According to some policy makers, there should be a distinction between mobility and access to the labor market from border control and the fight against illegal immigration. Some observers think that the needs of partner countries must be taken care of instead of purely focusing on European priorities especially regarding migratory flows. In addition to fighting illegal immigration, the EU must propose an attractive Euro-Mediterranean policy of economic mobility so that Northern and Southern countries, and migrants themselves, can benefit from mobility. At the same time, all partner countries must create the conditions for a renewed trust in order to attack diaspora and mainly high-skilled migrants.
Moreover, the Southern countries – in particular Morocco, Tunisia, Algeria and others – are beginning to change their opinion regarding their diasporas abroad – they are no longer seen as just a source of money but also as a powerful pool of skilled workers and “ambassadors“ who can contribute to the development of their home countries. In order to economize on diasporas, some countries are implementing different policies to strengthen economic, cultural and political bonds with their nationals abroad. To make most of the migrants’ remittances that are otherwise mostly invested in real estate, the governments and local banks should also promote different financial tools that would facilitate their injection into other sectors of the economy.

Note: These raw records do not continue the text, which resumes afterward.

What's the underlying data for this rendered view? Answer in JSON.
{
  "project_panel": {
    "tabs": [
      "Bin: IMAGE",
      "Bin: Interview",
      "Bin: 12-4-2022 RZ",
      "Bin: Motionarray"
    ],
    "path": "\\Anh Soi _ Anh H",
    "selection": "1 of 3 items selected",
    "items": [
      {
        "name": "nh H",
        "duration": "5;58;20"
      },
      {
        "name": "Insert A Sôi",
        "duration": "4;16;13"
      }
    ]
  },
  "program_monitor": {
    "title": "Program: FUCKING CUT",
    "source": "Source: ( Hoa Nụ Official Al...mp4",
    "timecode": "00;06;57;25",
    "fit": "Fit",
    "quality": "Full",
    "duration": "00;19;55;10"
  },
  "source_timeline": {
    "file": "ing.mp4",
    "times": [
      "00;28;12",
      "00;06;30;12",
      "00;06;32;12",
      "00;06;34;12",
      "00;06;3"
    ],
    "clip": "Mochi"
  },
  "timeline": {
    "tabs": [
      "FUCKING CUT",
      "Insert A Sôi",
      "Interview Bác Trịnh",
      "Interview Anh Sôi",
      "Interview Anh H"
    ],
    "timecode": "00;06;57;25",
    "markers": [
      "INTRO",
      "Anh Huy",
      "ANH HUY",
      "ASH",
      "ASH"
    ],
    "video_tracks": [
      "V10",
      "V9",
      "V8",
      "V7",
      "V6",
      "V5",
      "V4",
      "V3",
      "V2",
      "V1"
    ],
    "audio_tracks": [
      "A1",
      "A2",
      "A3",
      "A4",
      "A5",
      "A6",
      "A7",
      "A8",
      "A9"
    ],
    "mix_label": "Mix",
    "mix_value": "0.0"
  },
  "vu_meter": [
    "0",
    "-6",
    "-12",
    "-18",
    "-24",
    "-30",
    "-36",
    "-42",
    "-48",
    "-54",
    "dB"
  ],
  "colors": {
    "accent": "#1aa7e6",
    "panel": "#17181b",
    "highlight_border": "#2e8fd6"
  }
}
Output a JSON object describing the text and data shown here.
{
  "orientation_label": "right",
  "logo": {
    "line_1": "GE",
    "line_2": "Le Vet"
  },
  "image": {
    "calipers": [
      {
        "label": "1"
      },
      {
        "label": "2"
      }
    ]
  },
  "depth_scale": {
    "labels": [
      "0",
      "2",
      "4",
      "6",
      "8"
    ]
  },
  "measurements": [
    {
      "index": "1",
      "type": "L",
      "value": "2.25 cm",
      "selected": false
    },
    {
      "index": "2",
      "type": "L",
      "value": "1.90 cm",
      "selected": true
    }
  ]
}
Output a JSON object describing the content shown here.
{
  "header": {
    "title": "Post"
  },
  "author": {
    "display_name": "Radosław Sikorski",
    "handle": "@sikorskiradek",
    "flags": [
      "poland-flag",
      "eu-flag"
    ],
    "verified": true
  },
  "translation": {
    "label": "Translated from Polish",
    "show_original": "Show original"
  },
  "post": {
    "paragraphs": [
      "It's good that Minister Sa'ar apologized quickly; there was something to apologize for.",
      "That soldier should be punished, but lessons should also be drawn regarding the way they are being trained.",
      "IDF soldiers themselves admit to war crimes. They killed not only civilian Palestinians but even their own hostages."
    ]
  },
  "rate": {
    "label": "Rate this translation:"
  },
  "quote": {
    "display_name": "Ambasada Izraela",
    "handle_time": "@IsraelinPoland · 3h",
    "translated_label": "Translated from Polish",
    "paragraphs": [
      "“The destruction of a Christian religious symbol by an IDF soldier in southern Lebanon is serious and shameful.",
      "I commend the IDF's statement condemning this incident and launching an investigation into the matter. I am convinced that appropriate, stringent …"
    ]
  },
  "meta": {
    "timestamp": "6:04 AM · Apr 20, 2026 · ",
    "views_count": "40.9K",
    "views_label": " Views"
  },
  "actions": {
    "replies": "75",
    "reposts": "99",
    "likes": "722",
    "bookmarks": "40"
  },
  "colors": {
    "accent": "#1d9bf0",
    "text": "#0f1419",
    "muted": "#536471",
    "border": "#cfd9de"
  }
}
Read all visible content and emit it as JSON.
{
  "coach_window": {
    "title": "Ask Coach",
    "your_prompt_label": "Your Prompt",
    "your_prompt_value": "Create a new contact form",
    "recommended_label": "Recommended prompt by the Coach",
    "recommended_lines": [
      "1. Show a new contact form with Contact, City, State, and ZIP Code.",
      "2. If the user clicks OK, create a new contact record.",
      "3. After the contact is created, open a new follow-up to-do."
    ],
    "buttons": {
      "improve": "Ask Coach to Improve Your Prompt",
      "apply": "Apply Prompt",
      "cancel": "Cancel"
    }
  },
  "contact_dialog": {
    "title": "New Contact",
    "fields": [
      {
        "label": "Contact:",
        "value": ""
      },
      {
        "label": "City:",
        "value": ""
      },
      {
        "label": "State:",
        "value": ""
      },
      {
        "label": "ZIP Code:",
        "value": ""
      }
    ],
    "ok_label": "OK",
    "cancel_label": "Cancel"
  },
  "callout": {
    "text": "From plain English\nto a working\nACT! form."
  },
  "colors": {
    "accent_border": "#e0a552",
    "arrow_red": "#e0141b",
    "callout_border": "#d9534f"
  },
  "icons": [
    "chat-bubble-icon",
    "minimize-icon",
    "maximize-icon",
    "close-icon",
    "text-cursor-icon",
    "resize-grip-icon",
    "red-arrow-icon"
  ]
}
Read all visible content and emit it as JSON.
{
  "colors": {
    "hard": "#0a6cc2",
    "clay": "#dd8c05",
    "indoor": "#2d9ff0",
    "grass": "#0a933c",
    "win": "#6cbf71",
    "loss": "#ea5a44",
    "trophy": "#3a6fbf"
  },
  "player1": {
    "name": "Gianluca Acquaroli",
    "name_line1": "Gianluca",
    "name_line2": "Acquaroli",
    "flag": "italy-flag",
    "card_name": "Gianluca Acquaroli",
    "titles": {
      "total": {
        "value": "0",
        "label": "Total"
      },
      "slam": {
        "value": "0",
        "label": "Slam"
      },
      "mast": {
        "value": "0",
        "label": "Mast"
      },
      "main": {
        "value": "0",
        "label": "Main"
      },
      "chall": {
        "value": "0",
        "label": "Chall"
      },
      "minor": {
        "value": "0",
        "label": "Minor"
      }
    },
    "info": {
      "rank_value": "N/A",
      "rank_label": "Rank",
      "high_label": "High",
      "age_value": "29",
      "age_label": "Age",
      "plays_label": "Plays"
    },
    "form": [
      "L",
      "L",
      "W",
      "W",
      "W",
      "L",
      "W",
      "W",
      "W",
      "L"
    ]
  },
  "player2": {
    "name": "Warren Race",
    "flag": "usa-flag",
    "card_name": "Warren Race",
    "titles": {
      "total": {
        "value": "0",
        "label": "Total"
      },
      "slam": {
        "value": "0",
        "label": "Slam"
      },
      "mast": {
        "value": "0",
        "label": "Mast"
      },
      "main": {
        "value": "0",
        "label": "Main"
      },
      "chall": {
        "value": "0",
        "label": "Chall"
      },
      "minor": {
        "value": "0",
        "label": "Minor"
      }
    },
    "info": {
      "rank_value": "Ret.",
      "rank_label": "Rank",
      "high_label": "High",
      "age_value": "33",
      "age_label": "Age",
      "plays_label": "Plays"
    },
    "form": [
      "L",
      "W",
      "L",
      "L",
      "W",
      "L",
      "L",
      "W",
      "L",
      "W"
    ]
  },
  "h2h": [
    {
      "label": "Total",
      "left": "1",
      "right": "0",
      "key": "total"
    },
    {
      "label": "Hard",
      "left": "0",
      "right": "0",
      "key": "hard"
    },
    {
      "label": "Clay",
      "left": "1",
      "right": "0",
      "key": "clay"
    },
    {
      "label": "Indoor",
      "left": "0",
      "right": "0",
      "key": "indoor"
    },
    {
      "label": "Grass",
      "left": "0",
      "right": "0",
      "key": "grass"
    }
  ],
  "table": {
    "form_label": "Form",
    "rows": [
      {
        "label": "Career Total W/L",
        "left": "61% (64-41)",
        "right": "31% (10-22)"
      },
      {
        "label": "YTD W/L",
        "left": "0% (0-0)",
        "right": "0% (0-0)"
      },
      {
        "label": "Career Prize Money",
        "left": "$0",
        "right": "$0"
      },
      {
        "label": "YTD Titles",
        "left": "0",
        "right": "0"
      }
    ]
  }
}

The EU countries should, however, recognize the importance of the economic dynamics of the Mediterranean diaspora living in Europe and their contribution to job creation. Northern countries, and particularly Spain, France and Italy, should therefore encourage more mobility and easier access to the labor market, making it easier for migrants to pursue a professional career in Europe. Migrants’ skills must be involved in the economic development both in the South and in the North, having “one foot in the North and one foot in the South”.
‘Boosting Euro-Mediterranean Economic Mobility’ – a Report by Philippe Fargues, Herve? Le Bras and Farida Souiah – L’Institut de Prospective Economique du Monde Méditerranéen – IPEMED (The Mediterranean World Economic Foresight Institute)